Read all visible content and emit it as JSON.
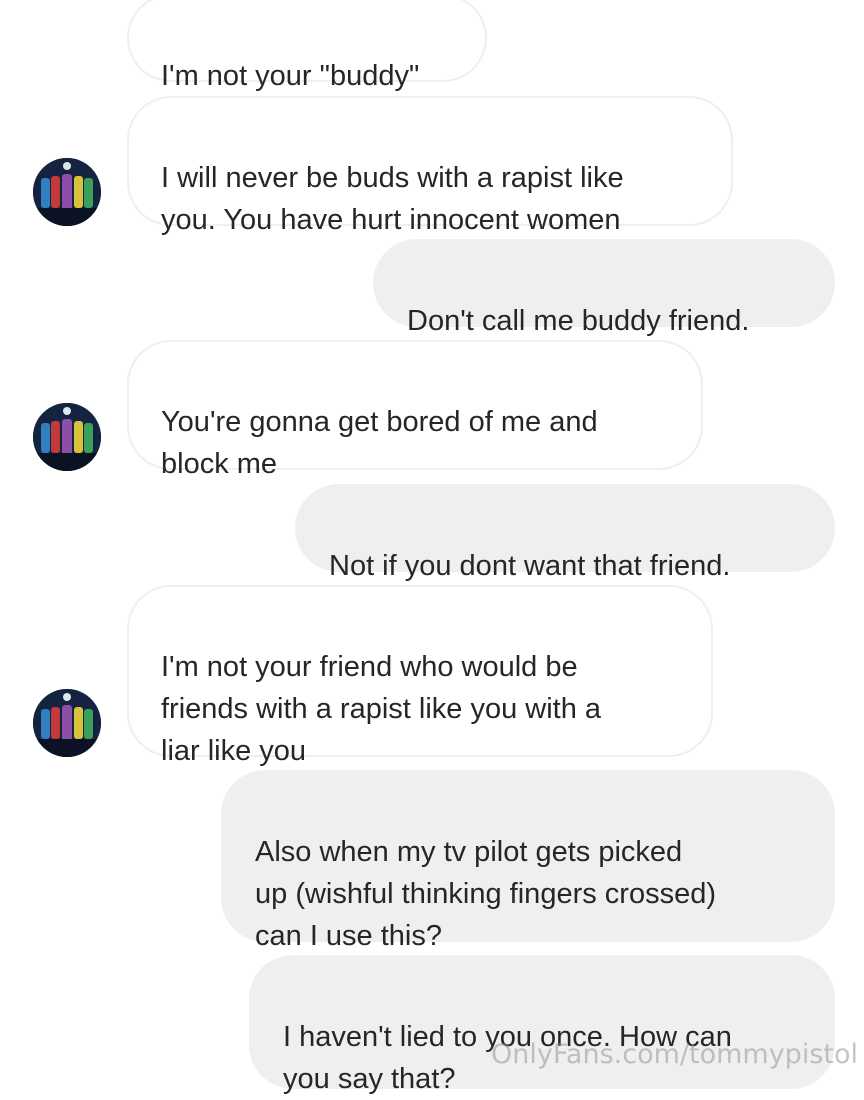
{
  "conversation": {
    "messages": [
      {
        "side": "in",
        "text": "I'm not your \"buddy\""
      },
      {
        "side": "in",
        "text": "I will never be buds with a rapist like\nyou. You have hurt innocent women"
      },
      {
        "side": "out",
        "text": "Don't call me buddy friend."
      },
      {
        "side": "in",
        "text": "You're gonna get bored of me and\nblock me"
      },
      {
        "side": "out",
        "text": "Not if you dont want that friend."
      },
      {
        "side": "in",
        "text": "I'm not your friend who would be\nfriends with a rapist like you with a\nliar like you"
      },
      {
        "side": "out",
        "text": "Also when my tv pilot gets picked\nup (wishful thinking fingers crossed)\ncan I use this?"
      },
      {
        "side": "out",
        "text": "I haven't lied to you once. How can\nyou say that?"
      }
    ],
    "avatar_icon": "group-photo-avatar-icon"
  },
  "watermark": {
    "text": "OnlyFans.com/tommypistol"
  },
  "colors": {
    "incoming_bg": "#ffffff",
    "incoming_border": "#efefef",
    "outgoing_bg": "#efefef",
    "text": "#262626"
  }
}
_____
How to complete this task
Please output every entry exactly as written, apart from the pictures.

Result of the task
Read all visible content and emit it as JSON.
{
  "conversation": {
    "messages": [
      {
        "side": "in",
        "text": "I'm not your \"buddy\""
      },
      {
        "side": "in",
        "text": "I will never be buds with a rapist like\nyou. You have hurt innocent women"
      },
      {
        "side": "out",
        "text": "Don't call me buddy friend."
      },
      {
        "side": "in",
        "text": "You're gonna get bored of me and\nblock me"
      },
      {
        "side": "out",
        "text": "Not if you dont want that friend."
      },
      {
        "side": "in",
        "text": "I'm not your friend who would be\nfriends with a rapist like you with a\nliar like you"
      },
      {
        "side": "out",
        "text": "Also when my tv pilot gets picked\nup (wishful thinking fingers crossed)\ncan I use this?"
      },
      {
        "side": "out",
        "text": "I haven't lied to you once. How can\nyou say that?"
      }
    ],
    "avatar_icon": "group-photo-avatar-icon"
  },
  "watermark": {
    "text": "OnlyFans.com/tommypistol"
  },
  "colors": {
    "incoming_bg": "#ffffff",
    "incoming_border": "#efefef",
    "outgoing_bg": "#efefef",
    "text": "#262626"
  }
}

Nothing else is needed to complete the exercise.